#### Entries shown

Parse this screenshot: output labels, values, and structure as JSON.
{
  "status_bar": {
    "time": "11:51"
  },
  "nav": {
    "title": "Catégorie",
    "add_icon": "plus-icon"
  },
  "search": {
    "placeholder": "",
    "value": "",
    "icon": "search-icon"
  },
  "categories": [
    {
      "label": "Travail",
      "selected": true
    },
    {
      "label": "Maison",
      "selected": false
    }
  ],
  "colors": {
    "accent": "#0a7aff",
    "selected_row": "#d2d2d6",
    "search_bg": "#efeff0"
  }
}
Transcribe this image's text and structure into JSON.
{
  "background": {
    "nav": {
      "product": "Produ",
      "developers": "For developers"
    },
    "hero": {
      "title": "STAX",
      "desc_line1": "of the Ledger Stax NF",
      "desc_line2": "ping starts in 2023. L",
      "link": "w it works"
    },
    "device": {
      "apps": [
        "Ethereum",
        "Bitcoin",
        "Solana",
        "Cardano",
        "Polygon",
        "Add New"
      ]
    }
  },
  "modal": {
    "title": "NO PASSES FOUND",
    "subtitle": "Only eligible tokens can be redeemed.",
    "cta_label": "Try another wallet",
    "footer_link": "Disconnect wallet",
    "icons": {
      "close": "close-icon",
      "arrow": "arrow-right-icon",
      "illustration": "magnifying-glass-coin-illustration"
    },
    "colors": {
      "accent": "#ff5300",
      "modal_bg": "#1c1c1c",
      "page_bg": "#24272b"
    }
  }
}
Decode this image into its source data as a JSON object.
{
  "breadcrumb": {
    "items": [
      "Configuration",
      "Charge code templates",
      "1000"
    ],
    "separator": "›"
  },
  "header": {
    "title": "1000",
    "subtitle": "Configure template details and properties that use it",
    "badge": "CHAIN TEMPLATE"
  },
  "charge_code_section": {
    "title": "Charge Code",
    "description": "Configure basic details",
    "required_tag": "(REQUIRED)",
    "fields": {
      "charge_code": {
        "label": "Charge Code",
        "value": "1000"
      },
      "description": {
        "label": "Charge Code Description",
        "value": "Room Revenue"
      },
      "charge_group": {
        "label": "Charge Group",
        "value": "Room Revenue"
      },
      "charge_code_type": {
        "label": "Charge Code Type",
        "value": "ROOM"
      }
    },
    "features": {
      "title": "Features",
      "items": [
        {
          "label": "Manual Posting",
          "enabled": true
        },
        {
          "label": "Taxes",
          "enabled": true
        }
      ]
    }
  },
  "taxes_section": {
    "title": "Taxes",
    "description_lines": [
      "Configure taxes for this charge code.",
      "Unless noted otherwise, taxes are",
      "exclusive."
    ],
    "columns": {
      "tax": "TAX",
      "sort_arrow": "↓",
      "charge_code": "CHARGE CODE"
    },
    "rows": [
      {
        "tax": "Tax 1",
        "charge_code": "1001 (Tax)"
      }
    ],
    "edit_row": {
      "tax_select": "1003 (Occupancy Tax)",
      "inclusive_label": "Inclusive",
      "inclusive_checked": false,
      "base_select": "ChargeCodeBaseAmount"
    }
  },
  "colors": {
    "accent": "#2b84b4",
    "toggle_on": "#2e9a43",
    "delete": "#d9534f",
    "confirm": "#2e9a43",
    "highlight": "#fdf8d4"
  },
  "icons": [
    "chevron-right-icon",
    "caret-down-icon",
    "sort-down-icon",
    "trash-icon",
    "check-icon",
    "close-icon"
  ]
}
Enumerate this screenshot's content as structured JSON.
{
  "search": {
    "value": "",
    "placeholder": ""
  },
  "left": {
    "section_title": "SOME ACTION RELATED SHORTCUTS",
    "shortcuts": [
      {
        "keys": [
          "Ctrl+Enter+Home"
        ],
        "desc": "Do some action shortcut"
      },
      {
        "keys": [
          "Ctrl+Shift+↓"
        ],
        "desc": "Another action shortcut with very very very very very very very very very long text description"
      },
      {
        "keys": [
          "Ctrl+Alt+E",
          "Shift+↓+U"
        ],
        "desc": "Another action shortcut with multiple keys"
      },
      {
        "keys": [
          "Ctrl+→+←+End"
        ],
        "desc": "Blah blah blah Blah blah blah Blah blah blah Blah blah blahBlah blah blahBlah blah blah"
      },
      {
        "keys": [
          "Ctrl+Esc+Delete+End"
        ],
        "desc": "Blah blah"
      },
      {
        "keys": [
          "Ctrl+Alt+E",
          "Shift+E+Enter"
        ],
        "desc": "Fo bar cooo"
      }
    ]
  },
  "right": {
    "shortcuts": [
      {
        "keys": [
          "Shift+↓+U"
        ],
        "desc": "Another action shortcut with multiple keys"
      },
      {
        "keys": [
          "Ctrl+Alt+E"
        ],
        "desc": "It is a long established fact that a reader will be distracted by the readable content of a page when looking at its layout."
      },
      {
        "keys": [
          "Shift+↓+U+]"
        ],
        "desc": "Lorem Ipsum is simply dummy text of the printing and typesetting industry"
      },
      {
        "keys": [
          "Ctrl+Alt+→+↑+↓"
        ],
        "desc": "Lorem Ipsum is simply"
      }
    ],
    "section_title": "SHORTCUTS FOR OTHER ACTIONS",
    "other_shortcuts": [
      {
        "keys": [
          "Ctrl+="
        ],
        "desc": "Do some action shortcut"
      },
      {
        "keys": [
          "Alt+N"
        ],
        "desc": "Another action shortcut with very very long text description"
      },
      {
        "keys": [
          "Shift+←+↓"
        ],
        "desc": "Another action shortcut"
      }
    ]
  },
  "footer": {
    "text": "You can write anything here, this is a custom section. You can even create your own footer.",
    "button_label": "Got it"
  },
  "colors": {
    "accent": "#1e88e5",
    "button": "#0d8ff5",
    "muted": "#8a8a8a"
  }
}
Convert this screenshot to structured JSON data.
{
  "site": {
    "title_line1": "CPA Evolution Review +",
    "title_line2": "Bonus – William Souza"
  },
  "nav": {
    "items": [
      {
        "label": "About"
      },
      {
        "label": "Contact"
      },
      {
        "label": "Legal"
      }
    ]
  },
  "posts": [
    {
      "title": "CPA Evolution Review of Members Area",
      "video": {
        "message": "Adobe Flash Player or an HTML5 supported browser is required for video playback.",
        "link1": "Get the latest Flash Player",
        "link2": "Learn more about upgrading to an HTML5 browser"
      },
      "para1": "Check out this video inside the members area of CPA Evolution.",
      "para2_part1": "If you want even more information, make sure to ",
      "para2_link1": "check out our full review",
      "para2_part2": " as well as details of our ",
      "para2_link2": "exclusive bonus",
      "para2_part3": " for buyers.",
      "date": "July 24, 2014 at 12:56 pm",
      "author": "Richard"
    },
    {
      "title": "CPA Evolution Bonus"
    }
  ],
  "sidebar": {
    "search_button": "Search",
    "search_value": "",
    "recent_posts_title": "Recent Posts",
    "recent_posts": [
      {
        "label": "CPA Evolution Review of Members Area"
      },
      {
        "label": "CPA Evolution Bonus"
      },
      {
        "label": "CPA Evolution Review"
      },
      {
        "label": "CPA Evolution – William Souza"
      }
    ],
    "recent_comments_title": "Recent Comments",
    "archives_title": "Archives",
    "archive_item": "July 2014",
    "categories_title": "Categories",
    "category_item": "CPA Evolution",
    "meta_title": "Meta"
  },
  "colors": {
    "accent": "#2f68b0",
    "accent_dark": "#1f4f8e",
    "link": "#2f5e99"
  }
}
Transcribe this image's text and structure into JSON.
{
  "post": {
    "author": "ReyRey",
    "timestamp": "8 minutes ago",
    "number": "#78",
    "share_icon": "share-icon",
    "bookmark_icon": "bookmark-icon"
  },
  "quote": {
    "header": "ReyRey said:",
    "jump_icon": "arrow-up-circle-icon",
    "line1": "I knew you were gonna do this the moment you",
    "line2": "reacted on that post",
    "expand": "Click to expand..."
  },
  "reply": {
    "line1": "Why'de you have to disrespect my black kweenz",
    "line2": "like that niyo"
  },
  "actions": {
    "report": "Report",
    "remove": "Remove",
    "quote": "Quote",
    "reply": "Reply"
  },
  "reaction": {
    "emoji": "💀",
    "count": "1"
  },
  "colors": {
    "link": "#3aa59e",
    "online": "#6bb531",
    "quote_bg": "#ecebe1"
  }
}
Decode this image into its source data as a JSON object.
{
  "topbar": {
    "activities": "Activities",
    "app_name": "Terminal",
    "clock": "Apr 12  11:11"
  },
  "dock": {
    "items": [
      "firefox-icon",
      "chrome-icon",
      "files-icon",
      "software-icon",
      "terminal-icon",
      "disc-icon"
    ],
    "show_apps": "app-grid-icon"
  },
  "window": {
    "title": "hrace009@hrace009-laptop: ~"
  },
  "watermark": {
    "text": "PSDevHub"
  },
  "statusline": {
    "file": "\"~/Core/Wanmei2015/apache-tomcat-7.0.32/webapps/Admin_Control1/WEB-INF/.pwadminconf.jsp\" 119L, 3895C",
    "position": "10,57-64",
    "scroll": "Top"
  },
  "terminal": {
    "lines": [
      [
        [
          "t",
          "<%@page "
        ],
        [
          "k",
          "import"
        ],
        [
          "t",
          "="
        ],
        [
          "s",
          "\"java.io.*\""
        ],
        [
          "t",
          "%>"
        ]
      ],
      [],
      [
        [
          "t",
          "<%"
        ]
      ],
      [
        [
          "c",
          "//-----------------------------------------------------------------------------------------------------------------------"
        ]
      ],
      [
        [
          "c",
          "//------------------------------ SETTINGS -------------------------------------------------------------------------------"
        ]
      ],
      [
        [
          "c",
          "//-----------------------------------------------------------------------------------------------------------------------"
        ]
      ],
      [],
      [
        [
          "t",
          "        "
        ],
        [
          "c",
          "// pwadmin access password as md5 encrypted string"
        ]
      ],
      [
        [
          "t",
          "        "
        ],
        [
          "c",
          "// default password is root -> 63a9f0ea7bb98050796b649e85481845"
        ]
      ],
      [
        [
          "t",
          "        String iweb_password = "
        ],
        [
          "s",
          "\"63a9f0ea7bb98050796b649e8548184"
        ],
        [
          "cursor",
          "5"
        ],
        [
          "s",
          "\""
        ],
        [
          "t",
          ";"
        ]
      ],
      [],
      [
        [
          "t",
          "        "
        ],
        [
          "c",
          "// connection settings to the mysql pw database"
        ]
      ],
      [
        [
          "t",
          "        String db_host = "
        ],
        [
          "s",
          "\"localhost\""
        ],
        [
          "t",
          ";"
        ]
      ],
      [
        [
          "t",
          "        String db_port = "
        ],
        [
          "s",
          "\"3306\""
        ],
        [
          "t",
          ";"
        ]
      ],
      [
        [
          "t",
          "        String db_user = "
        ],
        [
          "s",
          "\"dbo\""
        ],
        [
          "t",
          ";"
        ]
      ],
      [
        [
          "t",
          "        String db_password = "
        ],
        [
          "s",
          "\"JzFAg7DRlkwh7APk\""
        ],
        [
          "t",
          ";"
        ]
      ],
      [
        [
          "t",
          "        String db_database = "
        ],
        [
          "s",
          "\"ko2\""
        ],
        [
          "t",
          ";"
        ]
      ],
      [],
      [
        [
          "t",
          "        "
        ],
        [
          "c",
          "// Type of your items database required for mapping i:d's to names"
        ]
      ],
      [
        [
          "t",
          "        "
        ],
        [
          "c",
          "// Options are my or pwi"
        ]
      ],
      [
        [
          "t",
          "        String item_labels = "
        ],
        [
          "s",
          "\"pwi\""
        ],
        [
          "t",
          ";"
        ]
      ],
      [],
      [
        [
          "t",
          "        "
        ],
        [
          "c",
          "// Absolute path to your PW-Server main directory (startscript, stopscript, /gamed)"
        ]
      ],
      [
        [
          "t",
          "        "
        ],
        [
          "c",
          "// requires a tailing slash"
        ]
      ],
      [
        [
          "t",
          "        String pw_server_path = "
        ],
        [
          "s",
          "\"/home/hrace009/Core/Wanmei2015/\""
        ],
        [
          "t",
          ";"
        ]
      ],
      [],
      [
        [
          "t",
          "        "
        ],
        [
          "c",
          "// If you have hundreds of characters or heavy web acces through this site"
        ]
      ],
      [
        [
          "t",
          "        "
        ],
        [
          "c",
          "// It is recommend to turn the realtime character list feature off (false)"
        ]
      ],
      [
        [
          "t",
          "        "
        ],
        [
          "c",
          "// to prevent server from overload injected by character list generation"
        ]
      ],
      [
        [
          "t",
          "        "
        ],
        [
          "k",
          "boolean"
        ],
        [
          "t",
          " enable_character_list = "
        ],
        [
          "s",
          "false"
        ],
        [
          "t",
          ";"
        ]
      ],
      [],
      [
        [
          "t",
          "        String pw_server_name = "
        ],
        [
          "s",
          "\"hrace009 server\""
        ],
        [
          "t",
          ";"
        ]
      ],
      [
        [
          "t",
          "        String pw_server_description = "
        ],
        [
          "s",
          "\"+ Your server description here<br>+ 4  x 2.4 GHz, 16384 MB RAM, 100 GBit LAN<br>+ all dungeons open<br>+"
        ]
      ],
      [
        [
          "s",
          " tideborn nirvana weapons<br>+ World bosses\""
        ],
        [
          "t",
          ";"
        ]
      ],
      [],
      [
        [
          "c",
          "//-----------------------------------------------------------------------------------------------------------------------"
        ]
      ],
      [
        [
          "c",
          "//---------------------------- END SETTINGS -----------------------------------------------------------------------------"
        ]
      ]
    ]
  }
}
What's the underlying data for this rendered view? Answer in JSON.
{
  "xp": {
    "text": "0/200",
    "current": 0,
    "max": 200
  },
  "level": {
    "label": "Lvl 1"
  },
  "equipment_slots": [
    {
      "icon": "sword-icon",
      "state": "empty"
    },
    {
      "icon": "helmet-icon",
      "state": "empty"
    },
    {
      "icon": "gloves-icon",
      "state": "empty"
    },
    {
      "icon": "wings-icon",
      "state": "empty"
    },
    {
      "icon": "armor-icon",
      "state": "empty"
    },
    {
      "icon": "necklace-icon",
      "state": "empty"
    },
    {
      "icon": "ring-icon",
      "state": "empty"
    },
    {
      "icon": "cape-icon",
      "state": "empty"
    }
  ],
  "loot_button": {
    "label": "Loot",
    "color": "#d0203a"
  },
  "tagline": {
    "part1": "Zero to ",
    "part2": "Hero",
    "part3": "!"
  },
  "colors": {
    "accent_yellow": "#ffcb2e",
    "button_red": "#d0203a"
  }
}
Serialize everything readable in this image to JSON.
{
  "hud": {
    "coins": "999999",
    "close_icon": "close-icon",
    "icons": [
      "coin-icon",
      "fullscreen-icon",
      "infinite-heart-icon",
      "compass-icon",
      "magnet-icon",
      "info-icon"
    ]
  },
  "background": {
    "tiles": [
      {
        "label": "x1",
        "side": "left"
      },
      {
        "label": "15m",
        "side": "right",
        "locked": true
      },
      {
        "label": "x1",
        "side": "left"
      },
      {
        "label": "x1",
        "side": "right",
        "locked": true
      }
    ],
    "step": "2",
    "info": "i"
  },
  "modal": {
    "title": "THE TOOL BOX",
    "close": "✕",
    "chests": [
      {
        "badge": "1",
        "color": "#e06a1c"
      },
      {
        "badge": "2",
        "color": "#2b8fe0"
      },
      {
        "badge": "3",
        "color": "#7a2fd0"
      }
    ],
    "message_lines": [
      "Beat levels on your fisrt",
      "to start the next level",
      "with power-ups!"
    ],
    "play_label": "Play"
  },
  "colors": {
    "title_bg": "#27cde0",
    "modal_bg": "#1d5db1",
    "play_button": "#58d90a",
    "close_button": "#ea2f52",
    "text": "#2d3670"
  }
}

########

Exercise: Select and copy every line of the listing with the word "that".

Solved problem:
    "subtitle": "Configure template details and properties that use it",
        "desc": "It is a long established fact that a reader will be distracted by the readable content of a page when looking at its layout."
    "line2": "reacted on that post",
    "line2": "like that niyo"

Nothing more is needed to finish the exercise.